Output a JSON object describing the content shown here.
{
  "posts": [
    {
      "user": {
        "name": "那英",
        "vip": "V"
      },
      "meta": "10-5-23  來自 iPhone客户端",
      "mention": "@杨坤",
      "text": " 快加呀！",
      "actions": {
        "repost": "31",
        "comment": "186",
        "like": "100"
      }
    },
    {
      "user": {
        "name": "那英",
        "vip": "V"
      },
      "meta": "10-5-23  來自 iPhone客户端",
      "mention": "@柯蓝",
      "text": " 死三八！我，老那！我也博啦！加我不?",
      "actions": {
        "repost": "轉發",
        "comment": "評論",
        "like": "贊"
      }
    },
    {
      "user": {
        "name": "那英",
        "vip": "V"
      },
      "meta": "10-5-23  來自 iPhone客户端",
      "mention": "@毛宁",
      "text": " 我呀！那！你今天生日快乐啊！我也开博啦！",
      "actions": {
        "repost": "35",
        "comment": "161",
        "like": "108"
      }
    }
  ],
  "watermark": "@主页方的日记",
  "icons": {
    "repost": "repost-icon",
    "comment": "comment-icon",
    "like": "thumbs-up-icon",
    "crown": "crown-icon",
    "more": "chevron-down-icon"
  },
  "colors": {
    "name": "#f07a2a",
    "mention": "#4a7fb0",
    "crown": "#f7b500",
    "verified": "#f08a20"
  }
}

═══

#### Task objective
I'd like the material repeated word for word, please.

#### Response to this exercise
Output a JSON object describing the content shown here.
{
  "posts": [
    {
      "user": {
        "name": "那英",
        "vip": "V"
      },
      "meta": "10-5-23  來自 iPhone客户端",
      "mention": "@杨坤",
      "text": " 快加呀！",
      "actions": {
        "repost": "31",
        "comment": "186",
        "like": "100"
      }
    },
    {
      "user": {
        "name": "那英",
        "vip": "V"
      },
      "meta": "10-5-23  來自 iPhone客户端",
      "mention": "@柯蓝",
      "text": " 死三八！我，老那！我也博啦！加我不?",
      "actions": {
        "repost": "轉發",
        "comment": "評論",
        "like": "贊"
      }
    },
    {
      "user": {
        "name": "那英",
        "vip": "V"
      },
      "meta": "10-5-23  來自 iPhone客户端",
      "mention": "@毛宁",
      "text": " 我呀！那！你今天生日快乐啊！我也开博啦！",
      "actions": {
        "repost": "35",
        "comment": "161",
        "like": "108"
      }
    }
  ],
  "watermark": "@主页方的日记",
  "icons": {
    "repost": "repost-icon",
    "comment": "comment-icon",
    "like": "thumbs-up-icon",
    "crown": "crown-icon",
    "more": "chevron-down-icon"
  },
  "colors": {
    "name": "#f07a2a",
    "mention": "#4a7fb0",
    "crown": "#f7b500",
    "verified": "#f08a20"
  }
}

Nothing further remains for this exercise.